> EXERCISE PROMPT:
The answer should be every line below, repeated exactly, with the images left out.

DATA PROVIDED Block Start

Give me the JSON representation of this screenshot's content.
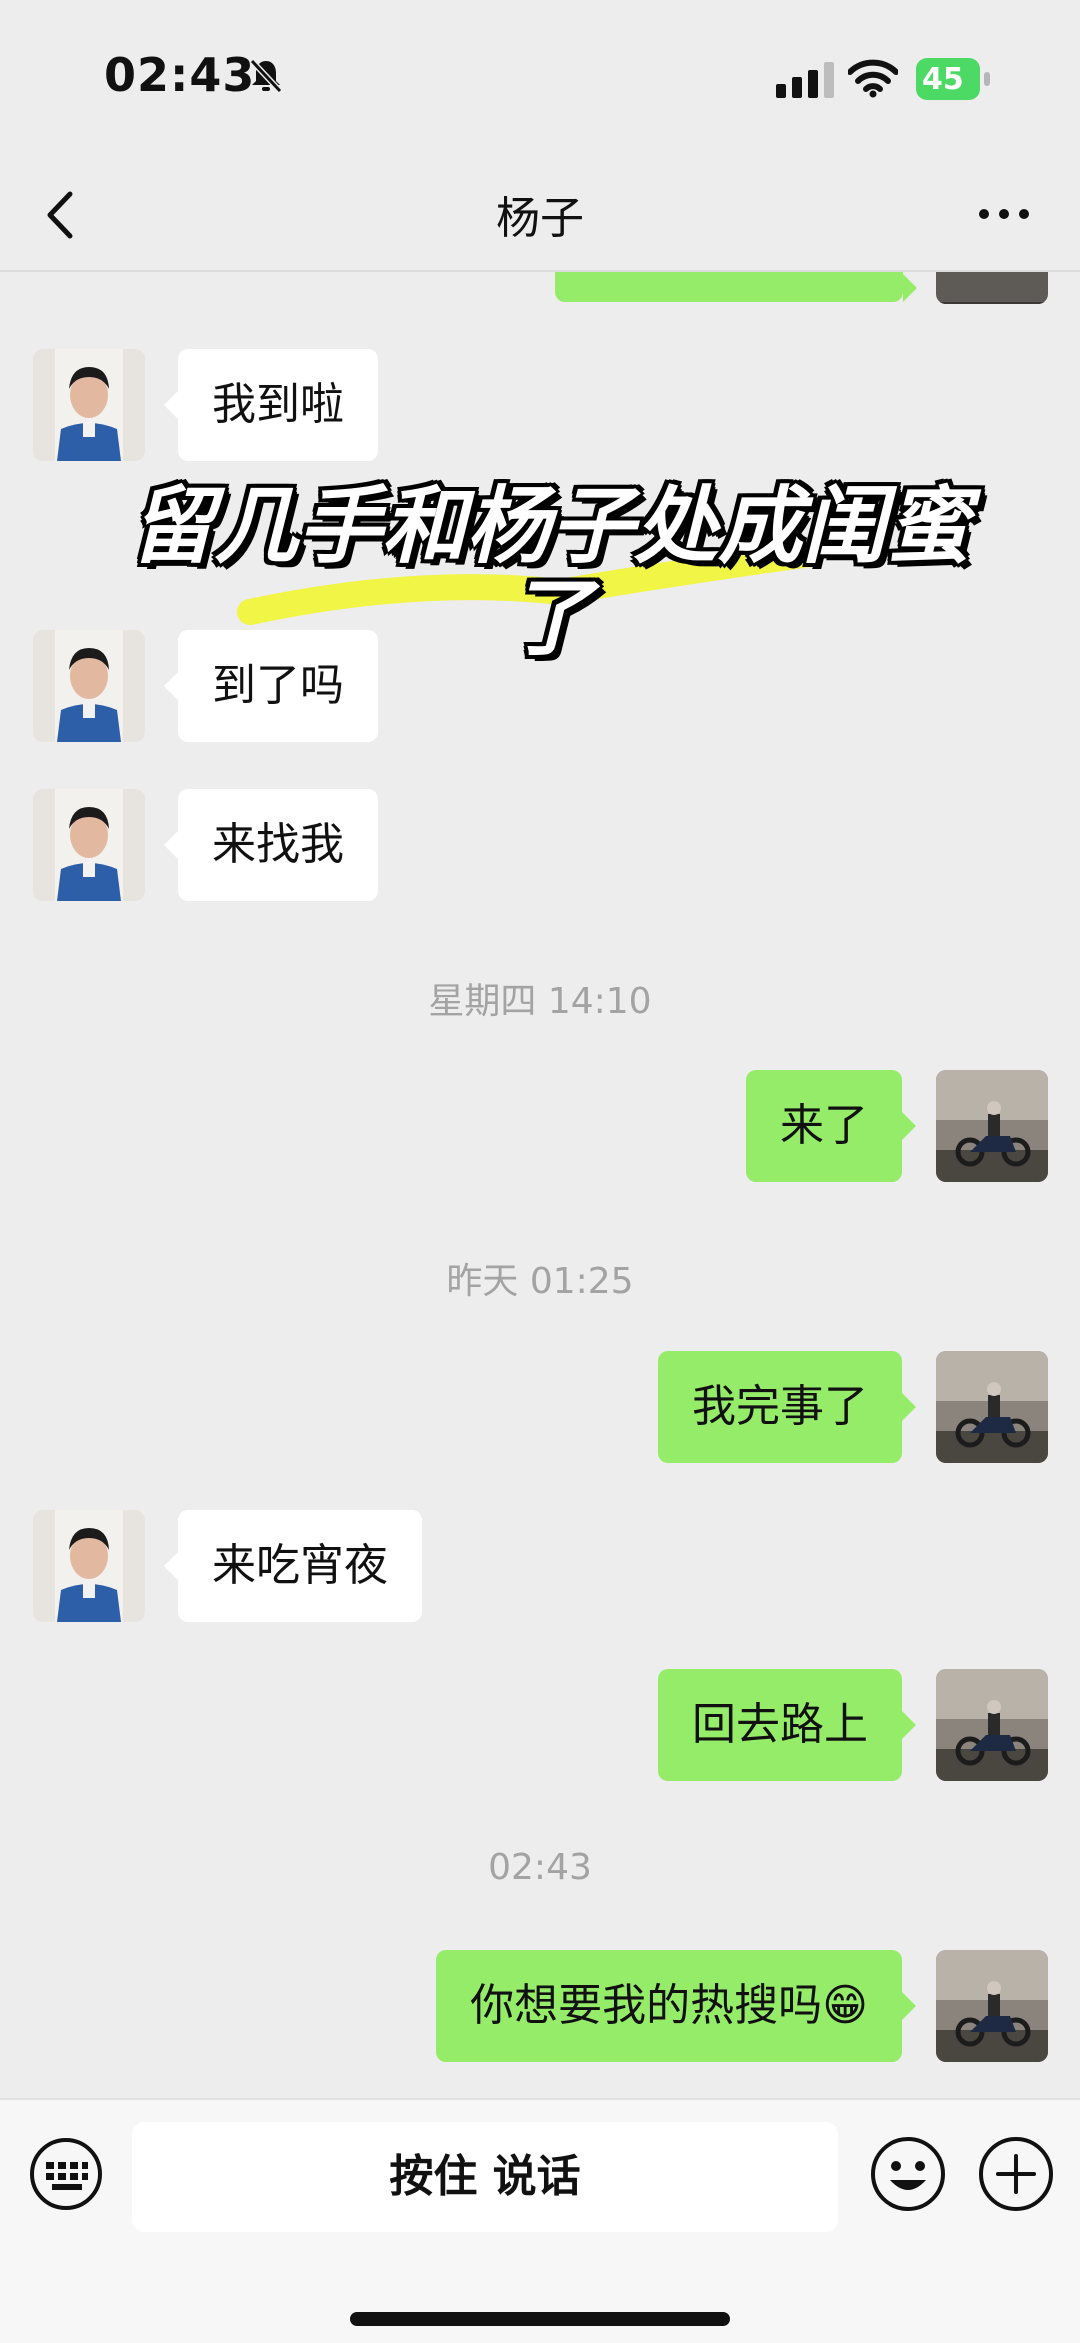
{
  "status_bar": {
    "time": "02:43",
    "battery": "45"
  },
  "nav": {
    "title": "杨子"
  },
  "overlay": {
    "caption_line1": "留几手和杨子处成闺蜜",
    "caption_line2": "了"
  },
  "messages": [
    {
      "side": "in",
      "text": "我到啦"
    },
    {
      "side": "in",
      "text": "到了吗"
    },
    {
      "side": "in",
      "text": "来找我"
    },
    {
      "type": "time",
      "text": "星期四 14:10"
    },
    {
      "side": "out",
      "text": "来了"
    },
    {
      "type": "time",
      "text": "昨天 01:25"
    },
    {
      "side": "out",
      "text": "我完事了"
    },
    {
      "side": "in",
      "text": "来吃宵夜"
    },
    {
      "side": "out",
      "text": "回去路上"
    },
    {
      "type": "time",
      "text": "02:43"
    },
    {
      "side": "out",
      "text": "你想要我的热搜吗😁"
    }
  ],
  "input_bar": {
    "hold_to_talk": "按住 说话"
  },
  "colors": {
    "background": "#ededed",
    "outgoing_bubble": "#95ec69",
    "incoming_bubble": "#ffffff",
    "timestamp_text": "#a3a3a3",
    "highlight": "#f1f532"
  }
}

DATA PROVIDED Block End

> SOLUTION TO THIS TASK:
Give me the JSON representation of this screenshot's content.
{
  "status_bar": {
    "time": "02:43",
    "battery": "45"
  },
  "nav": {
    "title": "杨子"
  },
  "overlay": {
    "caption_line1": "留几手和杨子处成闺蜜",
    "caption_line2": "了"
  },
  "messages": [
    {
      "side": "in",
      "text": "我到啦"
    },
    {
      "side": "in",
      "text": "到了吗"
    },
    {
      "side": "in",
      "text": "来找我"
    },
    {
      "type": "time",
      "text": "星期四 14:10"
    },
    {
      "side": "out",
      "text": "来了"
    },
    {
      "type": "time",
      "text": "昨天 01:25"
    },
    {
      "side": "out",
      "text": "我完事了"
    },
    {
      "side": "in",
      "text": "来吃宵夜"
    },
    {
      "side": "out",
      "text": "回去路上"
    },
    {
      "type": "time",
      "text": "02:43"
    },
    {
      "side": "out",
      "text": "你想要我的热搜吗😁"
    }
  ],
  "input_bar": {
    "hold_to_talk": "按住 说话"
  },
  "colors": {
    "background": "#ededed",
    "outgoing_bubble": "#95ec69",
    "incoming_bubble": "#ffffff",
    "timestamp_text": "#a3a3a3",
    "highlight": "#f1f532"
  }
}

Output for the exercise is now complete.